= Exercise instructions =
Which lines below contain the word "miyazaki"? Copy each of them.
◇ ◇ ◇ ◇ ◇ ◇ ◇
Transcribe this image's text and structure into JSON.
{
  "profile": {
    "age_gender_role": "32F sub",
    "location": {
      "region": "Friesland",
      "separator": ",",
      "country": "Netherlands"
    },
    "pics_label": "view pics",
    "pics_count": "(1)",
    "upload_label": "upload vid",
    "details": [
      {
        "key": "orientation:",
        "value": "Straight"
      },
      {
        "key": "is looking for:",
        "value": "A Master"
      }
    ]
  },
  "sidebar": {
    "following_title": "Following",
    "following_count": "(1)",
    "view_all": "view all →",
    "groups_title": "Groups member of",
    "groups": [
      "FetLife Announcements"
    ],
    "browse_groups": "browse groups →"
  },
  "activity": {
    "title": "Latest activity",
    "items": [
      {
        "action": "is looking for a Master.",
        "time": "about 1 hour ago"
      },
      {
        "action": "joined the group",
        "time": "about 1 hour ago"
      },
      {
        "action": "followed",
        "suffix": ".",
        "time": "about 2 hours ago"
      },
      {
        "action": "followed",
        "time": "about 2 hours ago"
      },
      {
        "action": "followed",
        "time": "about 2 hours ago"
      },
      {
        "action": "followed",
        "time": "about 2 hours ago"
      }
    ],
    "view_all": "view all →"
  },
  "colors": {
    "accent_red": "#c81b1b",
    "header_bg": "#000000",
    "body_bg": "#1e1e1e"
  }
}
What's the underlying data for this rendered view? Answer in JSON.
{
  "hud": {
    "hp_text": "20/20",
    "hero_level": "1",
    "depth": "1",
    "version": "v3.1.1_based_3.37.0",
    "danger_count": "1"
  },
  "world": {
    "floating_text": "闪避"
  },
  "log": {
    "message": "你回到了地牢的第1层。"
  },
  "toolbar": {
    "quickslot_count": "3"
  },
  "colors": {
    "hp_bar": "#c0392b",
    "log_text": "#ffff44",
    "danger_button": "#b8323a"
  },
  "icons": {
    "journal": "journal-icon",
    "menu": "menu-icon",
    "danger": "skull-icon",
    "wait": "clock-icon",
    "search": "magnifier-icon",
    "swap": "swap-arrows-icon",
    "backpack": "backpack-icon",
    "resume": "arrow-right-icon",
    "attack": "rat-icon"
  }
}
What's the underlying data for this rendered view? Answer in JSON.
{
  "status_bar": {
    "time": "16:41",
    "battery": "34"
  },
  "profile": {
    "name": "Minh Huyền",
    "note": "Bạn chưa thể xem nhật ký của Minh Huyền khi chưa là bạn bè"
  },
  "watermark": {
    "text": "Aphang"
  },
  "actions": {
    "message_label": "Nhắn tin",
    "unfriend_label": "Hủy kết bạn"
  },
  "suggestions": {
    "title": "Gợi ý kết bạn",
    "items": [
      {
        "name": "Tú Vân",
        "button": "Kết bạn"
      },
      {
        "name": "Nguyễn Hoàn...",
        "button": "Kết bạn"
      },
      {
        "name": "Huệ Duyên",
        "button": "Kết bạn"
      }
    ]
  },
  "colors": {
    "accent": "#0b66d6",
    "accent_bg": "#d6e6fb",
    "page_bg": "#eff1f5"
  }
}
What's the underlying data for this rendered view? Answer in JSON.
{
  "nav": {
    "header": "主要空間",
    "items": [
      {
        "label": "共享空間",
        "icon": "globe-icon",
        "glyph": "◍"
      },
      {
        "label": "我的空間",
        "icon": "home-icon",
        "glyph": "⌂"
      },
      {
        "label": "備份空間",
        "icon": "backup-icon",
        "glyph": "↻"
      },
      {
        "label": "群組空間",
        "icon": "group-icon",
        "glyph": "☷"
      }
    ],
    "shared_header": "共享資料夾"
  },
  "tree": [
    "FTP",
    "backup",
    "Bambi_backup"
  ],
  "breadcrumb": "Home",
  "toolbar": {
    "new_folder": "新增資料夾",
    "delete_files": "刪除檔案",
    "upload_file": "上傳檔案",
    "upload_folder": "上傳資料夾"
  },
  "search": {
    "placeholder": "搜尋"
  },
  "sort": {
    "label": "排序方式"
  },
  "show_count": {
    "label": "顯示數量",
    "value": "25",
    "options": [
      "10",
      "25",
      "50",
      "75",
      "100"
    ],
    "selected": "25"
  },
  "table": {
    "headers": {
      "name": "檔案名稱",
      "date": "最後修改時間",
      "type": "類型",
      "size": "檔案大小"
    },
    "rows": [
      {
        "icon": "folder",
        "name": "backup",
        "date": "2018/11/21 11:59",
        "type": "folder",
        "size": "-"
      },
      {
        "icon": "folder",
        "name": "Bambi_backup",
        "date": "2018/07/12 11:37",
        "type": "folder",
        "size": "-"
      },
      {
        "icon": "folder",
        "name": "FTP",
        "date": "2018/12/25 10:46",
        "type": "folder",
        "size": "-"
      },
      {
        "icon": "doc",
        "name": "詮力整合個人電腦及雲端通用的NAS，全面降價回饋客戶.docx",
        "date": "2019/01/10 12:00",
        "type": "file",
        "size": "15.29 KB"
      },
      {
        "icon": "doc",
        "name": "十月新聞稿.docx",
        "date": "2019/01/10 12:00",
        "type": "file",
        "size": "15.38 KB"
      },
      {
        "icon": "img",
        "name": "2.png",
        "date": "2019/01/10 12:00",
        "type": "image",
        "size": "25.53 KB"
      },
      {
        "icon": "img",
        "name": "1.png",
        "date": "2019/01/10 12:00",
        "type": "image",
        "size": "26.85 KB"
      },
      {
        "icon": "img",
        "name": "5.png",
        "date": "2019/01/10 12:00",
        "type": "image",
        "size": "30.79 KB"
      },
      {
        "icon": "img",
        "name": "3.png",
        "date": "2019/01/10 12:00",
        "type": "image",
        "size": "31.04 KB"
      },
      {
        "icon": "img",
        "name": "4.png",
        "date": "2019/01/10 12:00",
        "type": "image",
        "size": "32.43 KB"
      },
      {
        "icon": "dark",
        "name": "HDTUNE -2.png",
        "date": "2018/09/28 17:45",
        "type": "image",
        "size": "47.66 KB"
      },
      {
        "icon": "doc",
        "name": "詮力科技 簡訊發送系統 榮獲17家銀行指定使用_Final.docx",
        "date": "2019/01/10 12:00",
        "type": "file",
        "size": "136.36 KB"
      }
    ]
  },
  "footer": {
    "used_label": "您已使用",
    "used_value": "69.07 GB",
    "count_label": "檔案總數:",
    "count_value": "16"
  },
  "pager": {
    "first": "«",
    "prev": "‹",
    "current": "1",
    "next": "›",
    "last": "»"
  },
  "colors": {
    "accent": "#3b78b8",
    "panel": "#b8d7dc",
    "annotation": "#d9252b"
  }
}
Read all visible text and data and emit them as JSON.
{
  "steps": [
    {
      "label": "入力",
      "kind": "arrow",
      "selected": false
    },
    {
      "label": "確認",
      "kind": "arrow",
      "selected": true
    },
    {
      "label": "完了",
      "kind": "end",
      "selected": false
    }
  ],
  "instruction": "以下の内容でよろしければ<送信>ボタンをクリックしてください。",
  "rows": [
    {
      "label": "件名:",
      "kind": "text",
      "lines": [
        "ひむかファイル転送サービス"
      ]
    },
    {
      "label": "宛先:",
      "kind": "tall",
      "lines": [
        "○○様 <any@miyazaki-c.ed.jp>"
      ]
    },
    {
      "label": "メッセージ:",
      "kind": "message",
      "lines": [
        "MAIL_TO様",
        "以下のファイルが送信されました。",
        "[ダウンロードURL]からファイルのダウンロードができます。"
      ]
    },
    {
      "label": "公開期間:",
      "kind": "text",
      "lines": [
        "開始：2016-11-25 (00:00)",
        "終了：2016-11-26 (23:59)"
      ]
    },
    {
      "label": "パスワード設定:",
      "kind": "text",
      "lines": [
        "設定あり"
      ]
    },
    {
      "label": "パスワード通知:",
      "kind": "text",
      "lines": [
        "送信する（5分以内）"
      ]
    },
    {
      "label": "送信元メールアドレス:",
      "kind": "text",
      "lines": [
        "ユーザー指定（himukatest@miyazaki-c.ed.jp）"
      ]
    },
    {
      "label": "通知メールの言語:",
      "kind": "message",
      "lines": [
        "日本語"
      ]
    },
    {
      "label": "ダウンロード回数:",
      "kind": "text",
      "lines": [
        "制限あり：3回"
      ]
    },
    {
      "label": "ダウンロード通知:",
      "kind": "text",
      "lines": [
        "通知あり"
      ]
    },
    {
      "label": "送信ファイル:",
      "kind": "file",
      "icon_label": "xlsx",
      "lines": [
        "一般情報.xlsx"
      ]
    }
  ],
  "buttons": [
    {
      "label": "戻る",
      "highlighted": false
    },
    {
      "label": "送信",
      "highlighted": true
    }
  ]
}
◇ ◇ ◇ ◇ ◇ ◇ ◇
= Solution to the problem =
        "○○様 <any@miyazaki-c.ed.jp>"
        "ユーザー指定（himukatest@miyazaki-c.ed.jp）"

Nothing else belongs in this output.